Interesting op-ed from the New York Times on the recent student protest during a talk by Christina Hoff Sommers at Lewis & Clark Law School. As the author points out, the current political moment is fraught and toxic, which can make people “jumpy” when it comes to certain topics. Extreme rhetoric begets more extreme rhetoric, as we attempt to set baselines for what is normal and acceptable.

I have not been present for any of these confrontations between speakers and students. I have been wondering whether and how I would do anything if I had been present. Uncivil dialogue and fractious disagreements apparently are becoming commonplace, and as someone who wants to be helpful/effective in the dialogue space, I feel like I should be ready to jump in. But I’m not sure what that looks like, and I feel worried about self-aggrandizing behavior on my part.
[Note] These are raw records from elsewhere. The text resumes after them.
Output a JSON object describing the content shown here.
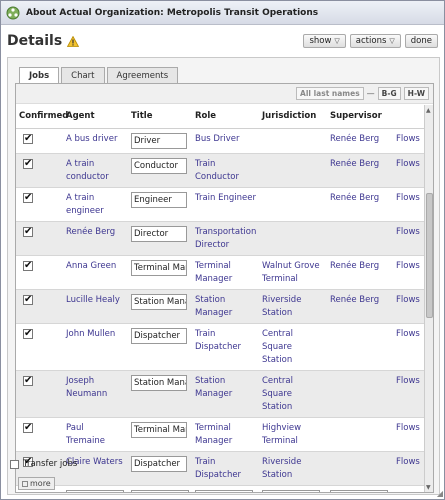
{
  "window": {
    "title": "About Actual Organization: Metropolis Transit Operations"
  },
  "header": {
    "title": "Details",
    "buttons": {
      "show": "show",
      "actions": "actions",
      "done": "done"
    }
  },
  "tabs": [
    "Jobs",
    "Chart",
    "Agreements"
  ],
  "filters": {
    "all": "All last names",
    "sep": "—",
    "bg": "B-G",
    "hw": "H-W"
  },
  "table": {
    "columns": [
      "Confirmed",
      "Agent",
      "Title",
      "Role",
      "Jurisdiction",
      "Supervisor",
      ""
    ],
    "rows": [
      {
        "confirmed": true,
        "agent": "A bus driver",
        "title": "Driver",
        "role": "Bus Driver",
        "jurisdiction": "",
        "supervisor": "Renée Berg",
        "flows": "Flows"
      },
      {
        "confirmed": true,
        "agent": "A train conductor",
        "title": "Conductor",
        "role": "Train Conductor",
        "jurisdiction": "",
        "supervisor": "Renée Berg",
        "flows": "Flows"
      },
      {
        "confirmed": true,
        "agent": "A train engineer",
        "title": "Engineer",
        "role": "Train Engineer",
        "jurisdiction": "",
        "supervisor": "Renée Berg",
        "flows": "Flows"
      },
      {
        "confirmed": true,
        "agent": "Renée Berg",
        "title": "Director",
        "role": "Transportation Director",
        "jurisdiction": "",
        "supervisor": "",
        "flows": "Flows"
      },
      {
        "confirmed": true,
        "agent": "Anna Green",
        "title": "Terminal Manag",
        "role": "Terminal Manager",
        "jurisdiction": "Walnut Grove Terminal",
        "supervisor": "Renée Berg",
        "flows": "Flows"
      },
      {
        "confirmed": true,
        "agent": "Lucille Healy",
        "title": "Station Manage",
        "role": "Station Manager",
        "jurisdiction": "Riverside Station",
        "supervisor": "Renée Berg",
        "flows": "Flows"
      },
      {
        "confirmed": true,
        "agent": "John Mullen",
        "title": "Dispatcher",
        "role": "Train Dispatcher",
        "jurisdiction": "Central Square Station",
        "supervisor": "",
        "flows": "Flows"
      },
      {
        "confirmed": true,
        "agent": "Joseph Neumann",
        "title": "Station Manage",
        "role": "Station Manager",
        "jurisdiction": "Central Square Station",
        "supervisor": "",
        "flows": "Flows"
      },
      {
        "confirmed": true,
        "agent": "Paul Tremaine",
        "title": "Terminal Manag",
        "role": "Terminal Manager",
        "jurisdiction": "Highview Terminal",
        "supervisor": "",
        "flows": "Flows"
      },
      {
        "confirmed": true,
        "agent": "Claire Waters",
        "title": "Dispatcher",
        "role": "Train Dispatcher",
        "jurisdiction": "Riverside Station",
        "supervisor": "",
        "flows": "Flows"
      }
    ]
  },
  "footer": {
    "transfer_label": "Transfer jobs",
    "more_label": "more"
  }
}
And what about my own feelings on the matter? Do I put those aside, or integrate them somehow into my response?

With all this in mind, I would very much value hearing from ADR professors who have seen first-hand these confrontations, like those between student protesters and controversial speakers. How did you react? If you did “intervene,” do you think it was effective? Do ADR people have special/extra responsibility to respond when these things happen, or to prevent these kinds of things from happening? If so, what does that look like — before, in the moment, and afterward? Do we set ground rules before people come to talk, for example? Or is even the idea of “setting ground rules” and thus deciding in advance that the speaker gets to speak rife with assumptions that work to reify existing and undesirable power disparities?

Part of the reason I’m thinking about this is that I have been reflecting on an incident that happened at the University of Oregon two years ago. One of our professors wore blackface at a Halloween party. My response consisted of signing an open letter calling for her resignation; attending some student forums and listening to students talk; speaking with my classes and with students who came to my office; and giving a short talk on this experience to another student forum on diversity a few months later. I did not feel (and still don’t) like I did enough. Was there more I could have done, in terms of promoting dialogue and community? Although this is not the same as intervening in a student protest, it raises some of the same issues.

So I am searching for examples of people who have contributed productively in these kinds of uncontained, unplanned spaces. If you have examples or stories — or if you have ideas or theories about what might work — feel free to post in comments or write me directly (jwr at uoregon.edu). Thank you!

Jennifer Reynolds is an Assistant Professor at the University of Oregon Law and the Faculty Director of the ADR Center. Teaching civil procedure, conflicts of law, negotiation, and mediation, her research interests include dispute systems design, problem-solving in multiparty scenarios, judicial attitudes toward ADR, and cultural influences and implications of alternative processes. She is also a contributor to ADR Prof Blog.